Have I been an a*@hole?
A young girlfriend emailed me last summer asking for advice about what she should do with her life, whether she should stop doing “random, crazy things and settle down and start a career and take a desk job.” I had just landed in Portland, having spent the previous weeks in Hawaii writing and surfing, when I received her text message. I dashed off a quick “NEVER” and told her I’d write more later. I pondered the question for a week, during which I experienced the complete breadth of human emotion having met a man who would change the course of my life and spending time with my father from whom I’d been estranged for nine years, and during which I imagined the possibility of my imminent death and planned my funeral with playlists and poetry, before I responded with a lengthy, rambling email urging her to stop wasting time worrying about what anyone thinks she should be doing with her life and go do the things that make her happy. I concluded with this:

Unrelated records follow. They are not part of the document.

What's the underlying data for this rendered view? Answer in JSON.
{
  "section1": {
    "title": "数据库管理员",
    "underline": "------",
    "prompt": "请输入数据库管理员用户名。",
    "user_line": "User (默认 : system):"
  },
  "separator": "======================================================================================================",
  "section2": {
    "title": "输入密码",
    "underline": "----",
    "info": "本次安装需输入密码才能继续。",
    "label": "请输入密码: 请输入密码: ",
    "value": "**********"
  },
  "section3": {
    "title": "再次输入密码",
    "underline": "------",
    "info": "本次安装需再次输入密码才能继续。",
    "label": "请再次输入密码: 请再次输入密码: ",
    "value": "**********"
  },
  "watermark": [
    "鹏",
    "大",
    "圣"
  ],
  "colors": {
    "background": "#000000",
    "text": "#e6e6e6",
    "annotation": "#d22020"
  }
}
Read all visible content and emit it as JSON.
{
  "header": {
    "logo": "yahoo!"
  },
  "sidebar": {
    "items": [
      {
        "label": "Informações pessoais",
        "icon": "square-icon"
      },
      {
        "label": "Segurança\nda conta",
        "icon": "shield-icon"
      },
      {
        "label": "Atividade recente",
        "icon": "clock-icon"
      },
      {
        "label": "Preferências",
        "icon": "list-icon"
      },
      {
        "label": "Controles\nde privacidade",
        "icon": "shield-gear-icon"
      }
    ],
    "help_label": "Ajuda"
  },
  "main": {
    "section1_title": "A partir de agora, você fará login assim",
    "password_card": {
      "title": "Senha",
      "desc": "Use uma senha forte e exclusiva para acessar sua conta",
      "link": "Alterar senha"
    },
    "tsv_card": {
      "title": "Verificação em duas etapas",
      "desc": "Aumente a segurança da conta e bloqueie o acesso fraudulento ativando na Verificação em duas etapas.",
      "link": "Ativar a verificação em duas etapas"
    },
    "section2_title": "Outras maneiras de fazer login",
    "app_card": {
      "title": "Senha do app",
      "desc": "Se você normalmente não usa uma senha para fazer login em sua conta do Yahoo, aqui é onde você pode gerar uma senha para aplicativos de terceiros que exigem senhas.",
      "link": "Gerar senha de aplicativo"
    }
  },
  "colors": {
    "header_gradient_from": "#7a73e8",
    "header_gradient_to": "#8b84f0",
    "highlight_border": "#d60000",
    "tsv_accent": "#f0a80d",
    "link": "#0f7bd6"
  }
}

You don’t need me to tell you what to do. There is no one answer anyway. Trust your heart, love fiercely, hug harder, and don’t be an asshole (to yourself included), and be kind and generous (to yourself included), and be in love with the world. And let the world love you back. (I have a hard time with that last one.)
I wrote that bit of advice during a time when my own life was in drastic flux and in the midst of yet another self-reinvention fueled by a desire to pursue my own creative aspirations. One month later, a breast cancer diagnosis left no room for confusion about the path forward.
Now that treatment and the reconstruction process are almost done, I have been wondering how well I fared in following the advice I had imparted to my young friend. Though cancer has allowed me to excuse myself from many social and business obligations over the past year, soon I won’t have that crutch to fall back on. I have drastically downsized my business, which has given me more time to write, and I have been securing more and more freelance writing and speaking gigs, and slogging my way through writing a book. In those regards, I have fared well.
Have I, however, loved fiercely and hugged harder and been kind and generous and in love with the world? I have tried my best and I learned most of whatever I know from all the love and kindness and generosity that has been heaped on me.
Have I been an asshole? Yes. I have cancelled dates with girlfriends in favor of a guy who asked me out at the last minute, I have talked about people behind their backs, and I have fought dirty with loved ones by using the weapon of silence. I am reluctant, however, to confess the truly epic asshole things I have perpetrated. Too embarrassed! Let’s just say that I finally figured out that I don’t have time or mental space to be an asshole, which requires filling up limited emotional capacity with anger, resentment, and a certain amount of conniving and which leaves little room for love, kindness, generosity and ultimately joy, and makes everyone feel bad in the process. I’d rather spend the time paddle boarding or reading a good book or walking with a friend or having lunch with my niece and nephew or a thousand other things that make me happy.